## [Entries supplied]
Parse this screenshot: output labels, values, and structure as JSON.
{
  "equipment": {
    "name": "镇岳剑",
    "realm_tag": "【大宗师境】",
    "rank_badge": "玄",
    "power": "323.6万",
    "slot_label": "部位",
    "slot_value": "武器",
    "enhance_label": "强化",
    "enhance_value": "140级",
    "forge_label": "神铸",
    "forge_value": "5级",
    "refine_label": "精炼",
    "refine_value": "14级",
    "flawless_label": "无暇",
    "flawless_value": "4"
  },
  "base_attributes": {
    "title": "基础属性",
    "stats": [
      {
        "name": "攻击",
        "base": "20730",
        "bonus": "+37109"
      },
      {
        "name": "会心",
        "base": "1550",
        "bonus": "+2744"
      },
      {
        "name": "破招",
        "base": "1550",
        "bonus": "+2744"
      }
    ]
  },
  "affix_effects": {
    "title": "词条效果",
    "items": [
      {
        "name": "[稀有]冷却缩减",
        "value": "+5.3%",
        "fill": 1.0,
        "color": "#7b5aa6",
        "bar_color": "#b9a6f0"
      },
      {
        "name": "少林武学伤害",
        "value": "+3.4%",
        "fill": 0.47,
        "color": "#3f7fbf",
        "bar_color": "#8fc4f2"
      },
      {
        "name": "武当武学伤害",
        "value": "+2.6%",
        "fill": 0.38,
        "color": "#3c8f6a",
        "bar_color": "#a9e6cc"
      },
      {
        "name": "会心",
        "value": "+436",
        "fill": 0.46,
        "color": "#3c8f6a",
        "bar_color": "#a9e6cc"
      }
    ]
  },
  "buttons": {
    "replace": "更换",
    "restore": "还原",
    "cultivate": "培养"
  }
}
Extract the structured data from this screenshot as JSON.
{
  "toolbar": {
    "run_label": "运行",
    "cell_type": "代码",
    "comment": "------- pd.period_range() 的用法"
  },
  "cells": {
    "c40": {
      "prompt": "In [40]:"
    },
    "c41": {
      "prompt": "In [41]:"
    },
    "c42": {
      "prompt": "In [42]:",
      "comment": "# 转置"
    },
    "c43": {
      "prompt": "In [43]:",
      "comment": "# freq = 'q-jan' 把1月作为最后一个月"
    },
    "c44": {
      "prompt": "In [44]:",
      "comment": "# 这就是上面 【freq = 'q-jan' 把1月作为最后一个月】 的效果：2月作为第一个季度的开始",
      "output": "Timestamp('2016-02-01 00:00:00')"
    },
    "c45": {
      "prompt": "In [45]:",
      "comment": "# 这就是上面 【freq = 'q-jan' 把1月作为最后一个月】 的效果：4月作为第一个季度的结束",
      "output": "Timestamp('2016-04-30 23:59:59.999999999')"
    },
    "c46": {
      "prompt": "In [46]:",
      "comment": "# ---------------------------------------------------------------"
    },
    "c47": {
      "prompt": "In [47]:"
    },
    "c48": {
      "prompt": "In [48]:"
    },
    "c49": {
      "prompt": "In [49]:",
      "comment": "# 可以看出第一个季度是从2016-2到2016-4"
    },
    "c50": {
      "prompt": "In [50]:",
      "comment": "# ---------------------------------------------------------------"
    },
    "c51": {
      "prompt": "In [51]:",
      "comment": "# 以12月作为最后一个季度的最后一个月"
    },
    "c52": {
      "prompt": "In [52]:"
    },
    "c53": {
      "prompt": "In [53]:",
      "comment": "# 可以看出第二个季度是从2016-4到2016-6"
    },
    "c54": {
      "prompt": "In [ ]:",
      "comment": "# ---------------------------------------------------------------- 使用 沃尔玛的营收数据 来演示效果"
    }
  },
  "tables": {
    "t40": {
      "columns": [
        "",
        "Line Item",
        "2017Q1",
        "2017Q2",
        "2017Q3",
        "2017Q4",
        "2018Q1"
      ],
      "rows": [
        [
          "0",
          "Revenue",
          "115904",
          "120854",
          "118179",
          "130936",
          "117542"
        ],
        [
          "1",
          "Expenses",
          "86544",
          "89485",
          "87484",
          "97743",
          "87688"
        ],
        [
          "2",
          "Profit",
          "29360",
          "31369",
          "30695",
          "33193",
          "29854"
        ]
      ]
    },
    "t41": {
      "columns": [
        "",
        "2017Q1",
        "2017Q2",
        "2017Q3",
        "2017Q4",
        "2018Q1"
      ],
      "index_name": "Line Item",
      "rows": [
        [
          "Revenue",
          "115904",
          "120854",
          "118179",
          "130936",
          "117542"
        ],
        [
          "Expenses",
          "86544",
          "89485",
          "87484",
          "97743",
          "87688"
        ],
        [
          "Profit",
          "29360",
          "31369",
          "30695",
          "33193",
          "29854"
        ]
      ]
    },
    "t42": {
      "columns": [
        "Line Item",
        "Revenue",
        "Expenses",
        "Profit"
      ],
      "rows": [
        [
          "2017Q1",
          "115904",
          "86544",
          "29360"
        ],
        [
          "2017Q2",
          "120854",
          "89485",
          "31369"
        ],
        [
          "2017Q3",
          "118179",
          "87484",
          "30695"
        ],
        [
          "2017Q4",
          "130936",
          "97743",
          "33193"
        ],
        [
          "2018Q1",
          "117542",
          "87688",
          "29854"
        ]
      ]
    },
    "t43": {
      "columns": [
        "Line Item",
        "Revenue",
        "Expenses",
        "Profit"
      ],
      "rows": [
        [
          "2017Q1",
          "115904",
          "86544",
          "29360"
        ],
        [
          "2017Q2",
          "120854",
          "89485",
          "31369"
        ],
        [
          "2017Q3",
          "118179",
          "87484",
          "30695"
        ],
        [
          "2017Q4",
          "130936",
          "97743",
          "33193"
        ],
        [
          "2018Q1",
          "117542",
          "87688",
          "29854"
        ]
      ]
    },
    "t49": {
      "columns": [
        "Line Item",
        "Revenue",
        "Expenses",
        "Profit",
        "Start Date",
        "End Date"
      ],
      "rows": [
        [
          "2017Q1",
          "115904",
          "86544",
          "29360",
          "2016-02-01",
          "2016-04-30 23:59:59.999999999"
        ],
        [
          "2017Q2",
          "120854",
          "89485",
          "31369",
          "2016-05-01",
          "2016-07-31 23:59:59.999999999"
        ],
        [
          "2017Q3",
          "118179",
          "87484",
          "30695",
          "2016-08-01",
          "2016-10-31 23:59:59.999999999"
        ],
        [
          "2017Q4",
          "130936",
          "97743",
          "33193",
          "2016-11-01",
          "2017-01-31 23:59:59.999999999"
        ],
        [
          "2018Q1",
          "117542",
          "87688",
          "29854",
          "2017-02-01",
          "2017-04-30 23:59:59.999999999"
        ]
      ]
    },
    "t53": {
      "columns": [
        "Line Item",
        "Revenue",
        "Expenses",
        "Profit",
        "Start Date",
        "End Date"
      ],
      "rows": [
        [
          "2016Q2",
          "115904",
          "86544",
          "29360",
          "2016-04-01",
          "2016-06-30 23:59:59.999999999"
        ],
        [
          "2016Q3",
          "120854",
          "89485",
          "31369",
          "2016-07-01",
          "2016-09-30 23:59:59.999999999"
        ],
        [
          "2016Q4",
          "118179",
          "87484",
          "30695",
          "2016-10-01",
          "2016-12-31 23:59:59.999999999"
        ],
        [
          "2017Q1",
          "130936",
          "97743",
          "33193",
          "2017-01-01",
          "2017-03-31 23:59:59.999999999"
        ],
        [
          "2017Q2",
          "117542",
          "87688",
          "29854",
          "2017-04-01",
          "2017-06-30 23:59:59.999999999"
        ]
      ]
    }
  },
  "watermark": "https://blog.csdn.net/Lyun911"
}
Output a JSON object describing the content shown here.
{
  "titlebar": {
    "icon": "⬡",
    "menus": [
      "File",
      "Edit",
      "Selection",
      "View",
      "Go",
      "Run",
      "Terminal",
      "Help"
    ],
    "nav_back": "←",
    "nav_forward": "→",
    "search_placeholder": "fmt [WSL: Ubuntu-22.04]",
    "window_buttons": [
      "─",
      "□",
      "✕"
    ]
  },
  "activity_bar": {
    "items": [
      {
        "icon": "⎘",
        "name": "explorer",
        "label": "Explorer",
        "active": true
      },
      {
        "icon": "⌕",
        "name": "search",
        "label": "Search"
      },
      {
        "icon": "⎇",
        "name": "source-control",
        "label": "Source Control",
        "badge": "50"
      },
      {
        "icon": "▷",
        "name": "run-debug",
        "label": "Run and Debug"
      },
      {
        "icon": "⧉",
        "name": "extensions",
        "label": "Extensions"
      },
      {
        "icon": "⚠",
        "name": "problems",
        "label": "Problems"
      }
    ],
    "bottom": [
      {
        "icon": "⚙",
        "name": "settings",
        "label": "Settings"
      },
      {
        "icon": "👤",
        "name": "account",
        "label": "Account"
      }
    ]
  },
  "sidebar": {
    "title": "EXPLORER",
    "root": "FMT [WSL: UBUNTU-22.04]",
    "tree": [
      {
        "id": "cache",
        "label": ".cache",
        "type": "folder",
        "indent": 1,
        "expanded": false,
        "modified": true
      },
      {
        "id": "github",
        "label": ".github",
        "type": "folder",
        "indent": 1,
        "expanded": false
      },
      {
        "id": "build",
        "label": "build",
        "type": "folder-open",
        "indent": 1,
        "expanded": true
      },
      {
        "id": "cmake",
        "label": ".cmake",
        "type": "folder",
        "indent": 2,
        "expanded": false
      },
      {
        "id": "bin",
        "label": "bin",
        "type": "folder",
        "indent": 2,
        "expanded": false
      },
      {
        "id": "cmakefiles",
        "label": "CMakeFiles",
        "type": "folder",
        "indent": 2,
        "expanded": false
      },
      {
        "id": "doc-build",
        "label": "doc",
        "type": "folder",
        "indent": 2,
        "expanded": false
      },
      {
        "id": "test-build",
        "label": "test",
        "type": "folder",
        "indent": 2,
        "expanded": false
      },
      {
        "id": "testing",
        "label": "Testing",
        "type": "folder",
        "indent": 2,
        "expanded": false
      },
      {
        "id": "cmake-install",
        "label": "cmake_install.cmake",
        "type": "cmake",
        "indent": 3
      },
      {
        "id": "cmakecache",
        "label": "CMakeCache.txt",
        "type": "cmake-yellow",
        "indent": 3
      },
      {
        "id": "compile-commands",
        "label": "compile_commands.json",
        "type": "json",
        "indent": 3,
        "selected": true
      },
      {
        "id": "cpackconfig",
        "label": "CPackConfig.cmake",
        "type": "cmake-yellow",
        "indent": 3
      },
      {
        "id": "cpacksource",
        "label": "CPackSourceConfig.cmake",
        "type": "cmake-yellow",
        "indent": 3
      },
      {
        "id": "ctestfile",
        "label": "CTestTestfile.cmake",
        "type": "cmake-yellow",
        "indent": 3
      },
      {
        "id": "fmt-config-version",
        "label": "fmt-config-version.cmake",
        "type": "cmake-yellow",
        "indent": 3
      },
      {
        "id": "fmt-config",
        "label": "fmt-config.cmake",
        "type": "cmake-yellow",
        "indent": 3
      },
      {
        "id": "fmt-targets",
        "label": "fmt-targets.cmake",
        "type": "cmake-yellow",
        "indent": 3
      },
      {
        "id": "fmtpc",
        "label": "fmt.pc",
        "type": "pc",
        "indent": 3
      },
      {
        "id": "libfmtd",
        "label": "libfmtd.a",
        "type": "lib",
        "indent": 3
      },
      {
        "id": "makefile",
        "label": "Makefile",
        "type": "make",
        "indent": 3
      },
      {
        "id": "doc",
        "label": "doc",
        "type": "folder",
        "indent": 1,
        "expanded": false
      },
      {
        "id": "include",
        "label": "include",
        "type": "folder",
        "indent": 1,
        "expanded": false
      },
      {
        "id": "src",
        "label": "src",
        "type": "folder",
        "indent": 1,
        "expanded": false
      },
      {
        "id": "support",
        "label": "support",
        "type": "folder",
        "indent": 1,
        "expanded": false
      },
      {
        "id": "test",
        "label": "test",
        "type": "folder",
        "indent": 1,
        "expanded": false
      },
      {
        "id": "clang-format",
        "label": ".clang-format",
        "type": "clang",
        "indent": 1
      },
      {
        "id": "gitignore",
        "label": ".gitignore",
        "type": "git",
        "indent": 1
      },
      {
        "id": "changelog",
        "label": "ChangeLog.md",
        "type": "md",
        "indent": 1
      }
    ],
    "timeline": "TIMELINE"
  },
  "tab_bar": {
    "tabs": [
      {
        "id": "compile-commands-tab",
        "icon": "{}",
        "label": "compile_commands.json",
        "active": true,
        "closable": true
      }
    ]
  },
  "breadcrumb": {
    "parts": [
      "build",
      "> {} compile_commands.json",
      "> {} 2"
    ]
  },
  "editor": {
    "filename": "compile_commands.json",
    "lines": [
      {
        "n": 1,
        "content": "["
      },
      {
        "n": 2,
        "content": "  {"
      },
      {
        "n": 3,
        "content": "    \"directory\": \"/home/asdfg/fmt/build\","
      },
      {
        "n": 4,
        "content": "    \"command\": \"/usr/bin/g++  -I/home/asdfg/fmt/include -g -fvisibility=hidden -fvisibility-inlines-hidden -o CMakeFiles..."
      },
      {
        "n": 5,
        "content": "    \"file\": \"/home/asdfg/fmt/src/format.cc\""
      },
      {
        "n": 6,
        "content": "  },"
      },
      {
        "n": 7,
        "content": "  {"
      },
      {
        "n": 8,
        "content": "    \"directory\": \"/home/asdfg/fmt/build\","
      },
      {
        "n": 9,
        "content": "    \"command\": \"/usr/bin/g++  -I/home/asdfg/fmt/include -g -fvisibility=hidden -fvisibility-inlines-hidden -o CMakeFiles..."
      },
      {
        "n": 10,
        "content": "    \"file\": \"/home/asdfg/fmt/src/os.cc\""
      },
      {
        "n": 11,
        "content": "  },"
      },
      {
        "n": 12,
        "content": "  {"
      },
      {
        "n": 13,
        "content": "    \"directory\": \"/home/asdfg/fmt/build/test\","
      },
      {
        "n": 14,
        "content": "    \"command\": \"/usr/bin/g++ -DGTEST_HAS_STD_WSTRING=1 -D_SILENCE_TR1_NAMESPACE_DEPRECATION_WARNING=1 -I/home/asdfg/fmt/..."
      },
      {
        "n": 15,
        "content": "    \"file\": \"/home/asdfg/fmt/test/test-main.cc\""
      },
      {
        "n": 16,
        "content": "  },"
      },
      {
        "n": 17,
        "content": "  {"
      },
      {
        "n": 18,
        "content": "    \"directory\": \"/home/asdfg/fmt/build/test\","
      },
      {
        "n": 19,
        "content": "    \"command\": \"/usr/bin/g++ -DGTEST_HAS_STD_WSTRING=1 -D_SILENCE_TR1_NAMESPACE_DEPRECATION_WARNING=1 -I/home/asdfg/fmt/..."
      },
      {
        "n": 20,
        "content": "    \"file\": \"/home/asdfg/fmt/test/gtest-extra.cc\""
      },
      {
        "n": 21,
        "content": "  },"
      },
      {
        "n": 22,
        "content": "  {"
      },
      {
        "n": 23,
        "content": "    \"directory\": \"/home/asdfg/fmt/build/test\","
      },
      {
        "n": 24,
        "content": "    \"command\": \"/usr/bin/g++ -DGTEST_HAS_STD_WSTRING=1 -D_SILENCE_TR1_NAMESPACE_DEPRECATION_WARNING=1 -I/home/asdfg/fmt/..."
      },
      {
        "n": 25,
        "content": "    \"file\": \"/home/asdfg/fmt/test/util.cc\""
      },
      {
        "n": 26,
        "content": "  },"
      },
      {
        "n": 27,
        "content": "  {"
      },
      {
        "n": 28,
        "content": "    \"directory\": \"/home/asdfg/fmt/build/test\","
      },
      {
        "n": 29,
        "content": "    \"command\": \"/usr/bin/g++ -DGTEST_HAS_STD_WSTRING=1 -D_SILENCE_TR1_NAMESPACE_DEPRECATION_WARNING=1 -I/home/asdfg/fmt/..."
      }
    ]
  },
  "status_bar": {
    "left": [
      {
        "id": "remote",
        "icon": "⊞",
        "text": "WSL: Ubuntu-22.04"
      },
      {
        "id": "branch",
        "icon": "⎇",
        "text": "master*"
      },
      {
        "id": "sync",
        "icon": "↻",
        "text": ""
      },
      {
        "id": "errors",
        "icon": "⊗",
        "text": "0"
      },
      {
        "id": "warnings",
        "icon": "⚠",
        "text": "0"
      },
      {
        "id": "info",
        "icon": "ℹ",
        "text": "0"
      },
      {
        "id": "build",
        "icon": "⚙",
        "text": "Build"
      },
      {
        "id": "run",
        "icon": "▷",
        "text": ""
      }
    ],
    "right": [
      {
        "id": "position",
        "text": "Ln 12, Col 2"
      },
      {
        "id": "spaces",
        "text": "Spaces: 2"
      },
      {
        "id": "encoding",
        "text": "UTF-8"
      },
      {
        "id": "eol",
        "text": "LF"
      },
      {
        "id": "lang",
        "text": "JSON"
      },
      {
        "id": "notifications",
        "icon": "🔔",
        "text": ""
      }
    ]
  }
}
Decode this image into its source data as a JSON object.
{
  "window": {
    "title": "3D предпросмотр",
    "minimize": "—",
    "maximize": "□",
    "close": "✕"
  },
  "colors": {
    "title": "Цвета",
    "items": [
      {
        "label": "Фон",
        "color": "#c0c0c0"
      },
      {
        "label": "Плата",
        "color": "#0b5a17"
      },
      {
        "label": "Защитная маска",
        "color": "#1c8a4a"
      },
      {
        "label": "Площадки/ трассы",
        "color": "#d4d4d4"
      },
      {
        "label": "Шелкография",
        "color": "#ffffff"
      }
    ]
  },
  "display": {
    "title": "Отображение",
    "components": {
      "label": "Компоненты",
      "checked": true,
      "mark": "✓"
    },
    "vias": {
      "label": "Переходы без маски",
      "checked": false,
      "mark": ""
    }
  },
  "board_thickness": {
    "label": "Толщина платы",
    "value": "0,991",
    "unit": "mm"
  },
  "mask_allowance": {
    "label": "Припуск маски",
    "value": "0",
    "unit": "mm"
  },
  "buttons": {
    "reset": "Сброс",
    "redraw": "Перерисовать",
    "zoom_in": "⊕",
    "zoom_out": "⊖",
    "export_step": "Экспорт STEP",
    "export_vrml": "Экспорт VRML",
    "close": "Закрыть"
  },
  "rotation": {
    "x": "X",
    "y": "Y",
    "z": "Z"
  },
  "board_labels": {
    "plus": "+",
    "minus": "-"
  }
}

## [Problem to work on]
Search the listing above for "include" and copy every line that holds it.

## [Answer to this problem]
        "id": "include",
        "label": "include",
        "content": "    \"command\": \"/usr/bin/g++  -I/home/asdfg/fmt/include -g -fvisibility=hidden -fvisibility-inlines-hidden -o CMakeFiles..."
        "content": "    \"command\": \"/usr/bin/g++  -I/home/asdfg/fmt/include -g -fvisibility=hidden -fvisibility-inlines-hidden -o CMakeFiles..."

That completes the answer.